A map

This map shows, in yellow, the expanse of land on the eastern side of Surry Mountain that The Nature Conservancy hopes to protect. The green areas represent land already in conservation.

The Nature Conservancy has received a $500,000 gift toward its efforts to conserve nearly 1,400 acres of land in Gilsum and Surry.

The total expected cost of the project, which would convert an expanse of land on the eastern side of Surry Mountain into a nature preserve, comes in at about $3.6 million, according to Mark Zankel, the conservancy’s New Hampshire state director. With this donation, which was given anonymously, the conservancy has raised about $2.5 million of its goal, according to a news release.

The property has long been of interest to the state’s conservation community, partially because of its location amid other conserved and public lands, Zankel said in July. The area is home to bogs, beaver ponds and wetlands and provides habitat to black bears, bobcats and fishers, among other wildlife, according to the conservancy.

It’s been owned by the Casagrande Family Trust for decades, but last fall, the beneficiaries of the trust alerted the conservancy that they were interested in selling. The conservancy must decide in December if it will be possible to move forward with a sale.

The organization plans to improve the existing trail network and put in additional signage to allow visitors to enjoy the landscape while prioritizing the property’s conservation, according to Zankel.

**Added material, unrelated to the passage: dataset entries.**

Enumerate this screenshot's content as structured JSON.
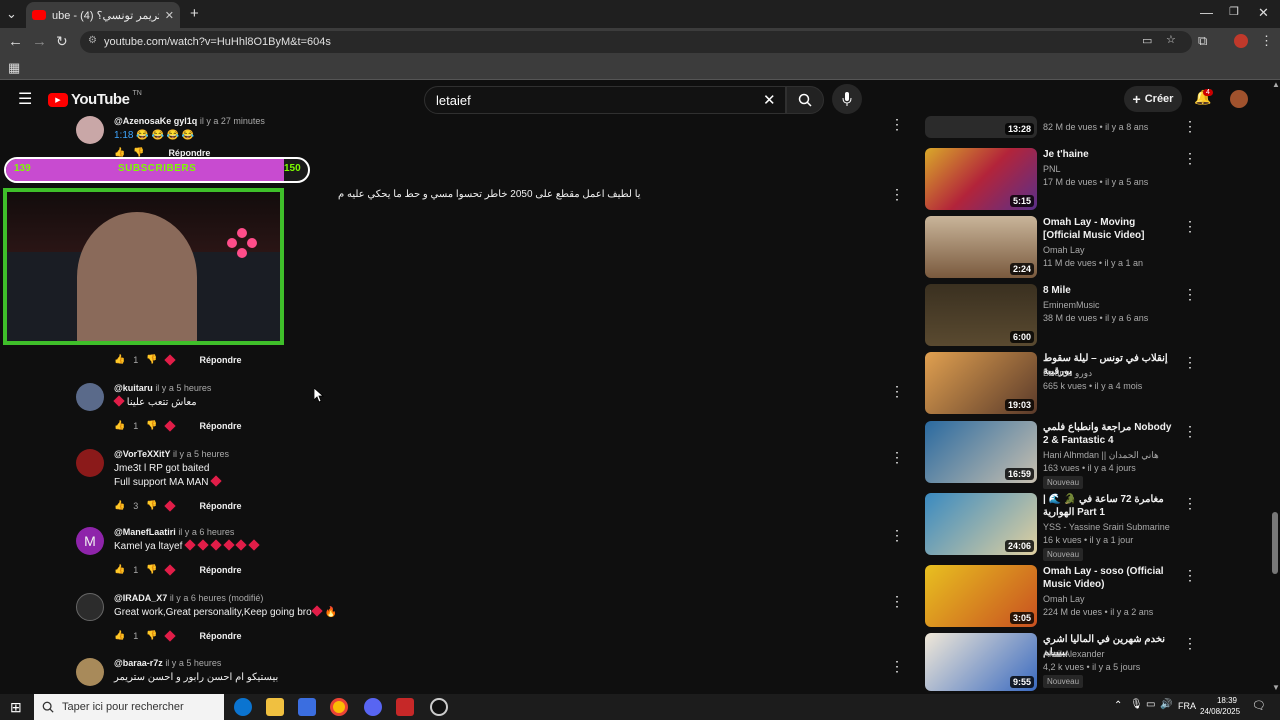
{
  "browser": {
    "tab_title": "ube - (4) أحسن ستريمر تونسي؟",
    "url": "youtube.com/watch?v=HuHhl8O1ByM&t=604s"
  },
  "header": {
    "logo": "YouTube",
    "region": "TN",
    "search_value": "letaief",
    "create_label": "Créer",
    "notif_count": "4"
  },
  "overlay": {
    "sub_left": "139",
    "sub_label": "SUBSCRIBERS",
    "sub_right": "150",
    "sub_progress": 0.92
  },
  "comments": {
    "reply_label": "Répondre",
    "items": [
      {
        "author": "@AzenosaKe gyl1q",
        "time": "il y a 27 minutes",
        "text": "1:18 😂 😂 😂 😂",
        "likes": ""
      },
      {
        "author": "",
        "time": "",
        "text": "يا لطيف اعمل مقطع على 2050 خاطر تحسوا مسي و حط ما يحكي عليه م",
        "likes": "1"
      },
      {
        "author": "@kuitaru",
        "time": "il y a 5 heures",
        "text": "معاش تتعب علينا",
        "likes": "1"
      },
      {
        "author": "@VorTeXXitY",
        "time": "il y a 5 heures",
        "text": "Jme3t l RP got baited",
        "text2": "Full support MA MAN",
        "likes": "3"
      },
      {
        "author": "@ManefLaatiri",
        "time": "il y a 6 heures",
        "text": "Kamel ya ltayef",
        "likes": "1"
      },
      {
        "author": "@IRADA_X7",
        "time": "il y a 6 heures (modifié)",
        "text": "Great work,Great personality,Keep going bro",
        "likes": "1"
      },
      {
        "author": "@baraa-r7z",
        "time": "il y a 5 heures",
        "text": "بيستيكو ام احسن رابور و احسن ستريمر",
        "likes": ""
      }
    ]
  },
  "sidebar": {
    "items": [
      {
        "title": "",
        "channel": "",
        "stats": "82 M de vues • il y a 8 ans",
        "duration": "13:28",
        "badge": ""
      },
      {
        "title": "Je t'haine",
        "channel": "PNL",
        "stats": "17 M de vues • il y a 5 ans",
        "duration": "5:15",
        "badge": ""
      },
      {
        "title": "Omah Lay - Moving [Official Music Video]",
        "channel": "Omah Lay",
        "stats": "11 M de vues • il y a 1 an",
        "duration": "2:24",
        "badge": ""
      },
      {
        "title": "8 Mile",
        "channel": "EminemMusic",
        "stats": "38 M de vues • il y a 6 ans",
        "duration": "6:00",
        "badge": ""
      },
      {
        "title": "إنقلاب في تونس – ليلة سقوط بورقيبة",
        "channel": "Dourou دورو",
        "stats": "665 k vues • il y a 4 mois",
        "duration": "19:03",
        "badge": ""
      },
      {
        "title": "مراجعة وانطباع فلمي Nobody 2 & Fantastic 4",
        "channel": "Hani Alhmdan || هاني الحمدان",
        "stats": "163 vues • il y a 4 jours",
        "duration": "16:59",
        "badge": "Nouveau"
      },
      {
        "title": "| 🌊 🐊 مغامرة 72 ساعة في الهوارية Part 1",
        "channel": "YSS - Yassine Srairi Submarine",
        "stats": "16 k vues • il y a 1 jour",
        "duration": "24:06",
        "badge": "Nouveau"
      },
      {
        "title": "Omah Lay -  soso (Official Music Video)",
        "channel": "Omah Lay",
        "stats": "224 M de vues • il y a 2 ans",
        "duration": "3:05",
        "badge": ""
      },
      {
        "title": "نخدم شهرين في الماليا اشري ببيييلم",
        "channel": "Aksil Alexander",
        "stats": "4,2 k vues • il y a 5 jours",
        "duration": "9:55",
        "badge": "Nouveau"
      }
    ]
  },
  "taskbar": {
    "search_placeholder": "Taper ici pour rechercher",
    "lang": "FRA",
    "time": "18:39",
    "date": "24/08/2025"
  }
}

A community hike on the property, which will allow participants to see the area and learn about land resiliency and water protection, is scheduled for Saturday from 9 a.m. to noon. The 2.5-mile hike will leave from Old Gilsum Road. Registration for the hike is available at www.nature.org/NHevents.

“This amazing property contains a critical watershed, a home to a variety of habitats and animals, and is a great natural resource for people to explore and enjoy,” Zankel said in the news release. “We’re hoping that individuals will join us to learn more about the property and enjoy a beautiful autumn hike as we approach the peak foliage season.”

Additional information about The Nature Conservancy is available at www.nature.org. Anyone interested in donating to protect Surry Mountain can contact Susie Hackler at The Nature Conservancy at 224-5853, extension 220, or shackler@tnc.org.

Meg McIntyre can be reached at 352-1234, extension 1404, or mmcintyre@keenesentinel.com. Follow her on Twitter @MMcIntyreKS.